Weissmann hinted that any change to disclosure requirements would spring from current rules, which he said are already considered tight.
“We have pretty strict limits in disclosure requirements for candidate committees, for 527s, and certainly some pretty decent ones for issue committees, but given the United State’s Supreme Court decision, it really opens up the door for unlimited, unknown funding of campaigns and issues,” he said. “We can’t do anything about the unlimited nature but we certainly can do something about the unknown.”
John Zakhem, a campaign finance attorney and adjunct professor at the University of Denver’s Sturm law school, said current disclosure laws governing electioneering campaigns and independent expenditures are sufficient.
“The law, as it stands, requires just about anybody to make reports on their advocacy,” said Zakhem, who formerly served as counsel to the state GOP.
Weissmann speculated that the disclosure bill could garner bipartisan support.
“Some might not believe that there should be limits on contributions, but most people believe that there ought to be disclosure,” he said.
Buescher said the Colorado high court’s opinion eliminates imminent lawsuit threats from entities like corporations desiring clarification on Colorado’s laws before elections heat up. However, Citizens United opens discussion on several other topics that may end up decided in the courts, Buescher said.
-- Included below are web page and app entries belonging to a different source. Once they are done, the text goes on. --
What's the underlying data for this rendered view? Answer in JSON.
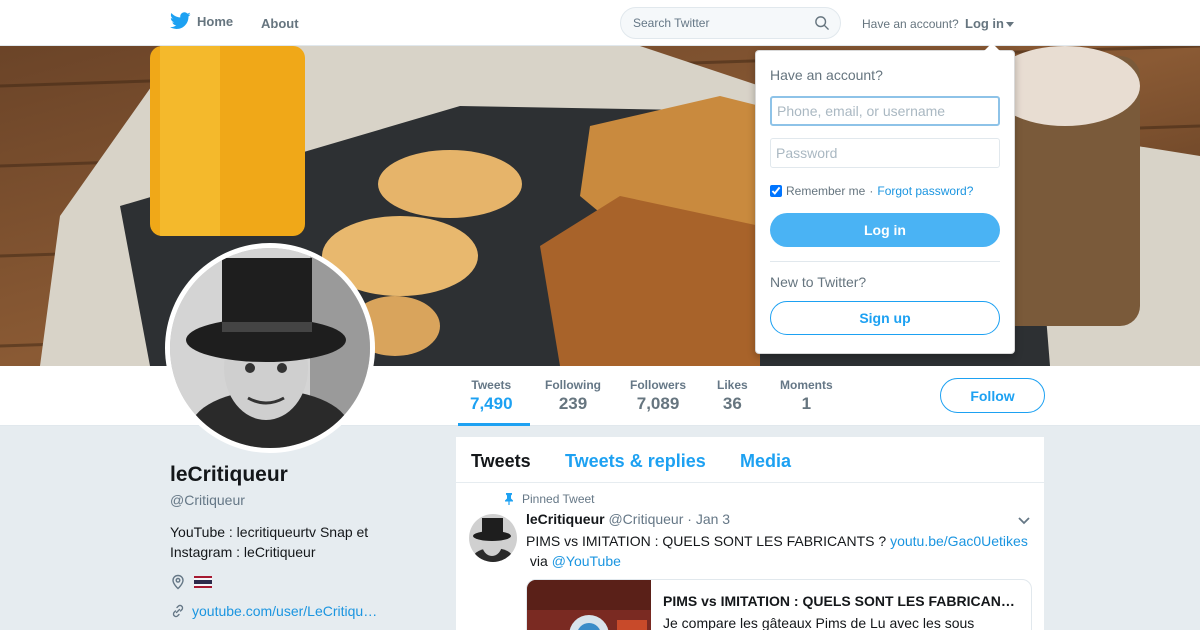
{
  "nav": {
    "home_label": "Home",
    "about_label": "About",
    "search_placeholder": "Search Twitter",
    "have_account": "Have an account?",
    "login_label": "Log in"
  },
  "profile": {
    "name": "leCritiqueur",
    "handle": "@Critiqueur",
    "bio": "YouTube : lecritiqueurtv Snap et Instagram : leCritiqueur",
    "location_flag": "🇹🇭",
    "url": "youtube.com/user/LeCritiqu…"
  },
  "stats": [
    {
      "label": "Tweets",
      "value": "7,490"
    },
    {
      "label": "Following",
      "value": "239"
    },
    {
      "label": "Followers",
      "value": "7,089"
    },
    {
      "label": "Likes",
      "value": "36"
    },
    {
      "label": "Moments",
      "value": "1"
    }
  ],
  "follow_label": "Follow",
  "timeline": {
    "tabs": [
      "Tweets",
      "Tweets & replies",
      "Media"
    ],
    "pinned_label": "Pinned Tweet",
    "tweet": {
      "name": "leCritiqueur",
      "handle": "@Critiqueur",
      "date": "· Jan 3",
      "text": "PIMS vs IMITATION : QUELS SONT LES FABRICANTS ?",
      "link": "youtu.be/Gac0Uetikes",
      "via": "via",
      "mention": "@YouTube",
      "card_title": "PIMS vs IMITATION : QUELS SONT LES FABRICANTS ?",
      "card_desc": "Je compare les gâteaux Pims de Lu avec les sous"
    }
  },
  "login_dropdown": {
    "title": "Have an account?",
    "username_placeholder": "Phone, email, or username",
    "password_placeholder": "Password",
    "remember_label": "Remember me",
    "separator": "·",
    "forgot_label": "Forgot password?",
    "login_button": "Log in",
    "new_label": "New to Twitter?",
    "signup_button": "Sign up"
  },
  "colors": {
    "brand": "#1da1f2",
    "link": "#1b95e0",
    "login_button": "#4ab3f4"
  }
}
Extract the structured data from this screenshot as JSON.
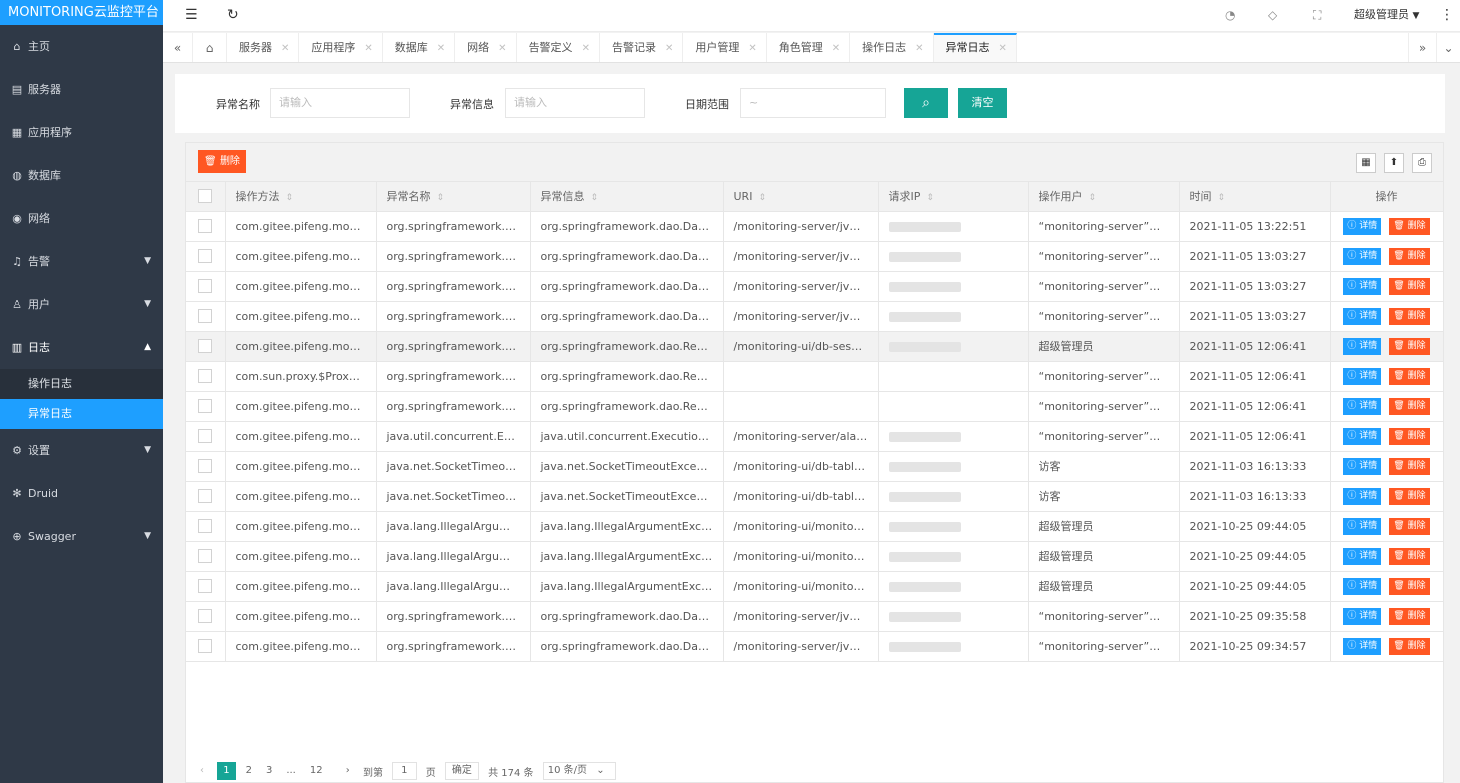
{
  "app_title": "MONITORING云监控平台",
  "sidebar": {
    "items": [
      {
        "icon": "⌂",
        "label": "主页"
      },
      {
        "icon": "▤",
        "label": "服务器"
      },
      {
        "icon": "▦",
        "label": "应用程序"
      },
      {
        "icon": "◍",
        "label": "数据库"
      },
      {
        "icon": "◉",
        "label": "网络"
      },
      {
        "icon": "♫",
        "label": "告警"
      },
      {
        "icon": "♙",
        "label": "用户"
      },
      {
        "icon": "▥",
        "label": "日志"
      }
    ],
    "log_sub": [
      "操作日志",
      "异常日志"
    ],
    "items2": [
      {
        "icon": "⚙",
        "label": "设置"
      },
      {
        "icon": "✻",
        "label": "Druid"
      },
      {
        "icon": "⊕",
        "label": "Swagger"
      }
    ]
  },
  "header": {
    "menu_icon": "☰",
    "refresh_icon": "↻",
    "user": "超级管理员",
    "more_icon": "⋮"
  },
  "tabs": [
    "服务器",
    "应用程序",
    "数据库",
    "网络",
    "告警定义",
    "告警记录",
    "用户管理",
    "角色管理",
    "操作日志",
    "异常日志"
  ],
  "search": {
    "name_label": "异常名称",
    "name_placeholder": "请输入",
    "info_label": "异常信息",
    "info_placeholder": "请输入",
    "date_label": "日期范围",
    "date_placeholder": "~",
    "search_icon": "⌕",
    "clear_label": "清空"
  },
  "toolbar": {
    "delete_label": "删除"
  },
  "table": {
    "headers": [
      "操作方法",
      "异常名称",
      "异常信息",
      "URI",
      "请求IP",
      "操作用户",
      "时间",
      "操作"
    ],
    "detail_label": "ⓘ 详情",
    "delete_label": "删除",
    "rows": [
      {
        "method": "com.gitee.pifeng.monito...",
        "name": "org.springframework.dao...",
        "info": "org.springframework.dao.DataInt...",
        "uri": "/monitoring-server/jvm/a...",
        "user": "“monitoring-server”服务",
        "time": "2021-11-05 13:22:51"
      },
      {
        "method": "com.gitee.pifeng.monito...",
        "name": "org.springframework.dao...",
        "info": "org.springframework.dao.DataInt...",
        "uri": "/monitoring-server/jvm/a...",
        "user": "“monitoring-server”服务",
        "time": "2021-11-05 13:03:27"
      },
      {
        "method": "com.gitee.pifeng.monito...",
        "name": "org.springframework.dao...",
        "info": "org.springframework.dao.DataInt...",
        "uri": "/monitoring-server/jvm/a...",
        "user": "“monitoring-server”服务",
        "time": "2021-11-05 13:03:27"
      },
      {
        "method": "com.gitee.pifeng.monito...",
        "name": "org.springframework.dao...",
        "info": "org.springframework.dao.DataInt...",
        "uri": "/monitoring-server/jvm/a...",
        "user": "“monitoring-server”服务",
        "time": "2021-11-05 13:03:27"
      },
      {
        "method": "com.gitee.pifeng.monito...",
        "name": "org.springframework.dao...",
        "info": "org.springframework.dao.Recov...",
        "uri": "/monitoring-ui/db-sessio...",
        "user": "超级管理员",
        "time": "2021-11-05 12:06:41"
      },
      {
        "method": "com.sun.proxy.$Proxy1...",
        "name": "org.springframework.dao...",
        "info": "org.springframework.dao.Recov...",
        "uri": "",
        "user": "“monitoring-server”服务",
        "time": "2021-11-05 12:06:41"
      },
      {
        "method": "com.gitee.pifeng.monito...",
        "name": "org.springframework.dao...",
        "info": "org.springframework.dao.Recov...",
        "uri": "",
        "user": "“monitoring-server”服务",
        "time": "2021-11-05 12:06:41"
      },
      {
        "method": "com.gitee.pifeng.monito...",
        "name": "java.util.concurrent.Exec...",
        "info": "java.util.concurrent.ExecutionEx...",
        "uri": "/monitoring-server/alarm/...",
        "user": "“monitoring-server”服务",
        "time": "2021-11-05 12:06:41"
      },
      {
        "method": "com.gitee.pifeng.monito...",
        "name": "java.net.SocketTimeoutE...",
        "info": "java.net.SocketTimeoutExceptio...",
        "uri": "/monitoring-ui/db-tablesp...",
        "user": "访客",
        "time": "2021-11-03 16:13:33"
      },
      {
        "method": "com.gitee.pifeng.monito...",
        "name": "java.net.SocketTimeoutE...",
        "info": "java.net.SocketTimeoutExceptio...",
        "uri": "/monitoring-ui/db-tablesp...",
        "user": "访客",
        "time": "2021-11-03 16:13:33"
      },
      {
        "method": "com.gitee.pifeng.monito...",
        "name": "java.lang.IllegalArgumen...",
        "info": "java.lang.IllegalArgumentExcepti...",
        "uri": "/monitoring-ui/monitor-jv...",
        "user": "超级管理员",
        "time": "2021-10-25 09:44:05"
      },
      {
        "method": "com.gitee.pifeng.monito...",
        "name": "java.lang.IllegalArgumen...",
        "info": "java.lang.IllegalArgumentExcepti...",
        "uri": "/monitoring-ui/monitor-jv...",
        "user": "超级管理员",
        "time": "2021-10-25 09:44:05"
      },
      {
        "method": "com.gitee.pifeng.monito...",
        "name": "java.lang.IllegalArgumen...",
        "info": "java.lang.IllegalArgumentExcepti...",
        "uri": "/monitoring-ui/monitor-jv...",
        "user": "超级管理员",
        "time": "2021-10-25 09:44:05"
      },
      {
        "method": "com.gitee.pifeng.monito...",
        "name": "org.springframework.dao...",
        "info": "org.springframework.dao.DataInt...",
        "uri": "/monitoring-server/jvm/a...",
        "user": "“monitoring-server”服务",
        "time": "2021-10-25 09:35:58"
      },
      {
        "method": "com.gitee.pifeng.monito...",
        "name": "org.springframework.dao...",
        "info": "org.springframework.dao.DataInt...",
        "uri": "/monitoring-server/jvm/a...",
        "user": "“monitoring-server”服务",
        "time": "2021-10-25 09:34:57"
      }
    ]
  },
  "pager": {
    "pages": [
      "1",
      "2",
      "3",
      "...",
      "12"
    ],
    "goto": "到第",
    "page_value": "1",
    "page_unit": "页",
    "confirm": "确定",
    "total": "共 174 条",
    "size": "10 条/页"
  },
  "colors": {
    "accent": "#1e9fff",
    "green": "#16a596",
    "danger": "#ff5722",
    "sidebar": "#2f3947"
  }
}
Questions are arising about contribution limits and campaign finance rules for U.S. subsidiaries of foreign owned corporations.
“[Citizens United] was an incredibly complex decision,” he said. “Going forward I think there’s going to be continuous conversation and discussion on this issue.”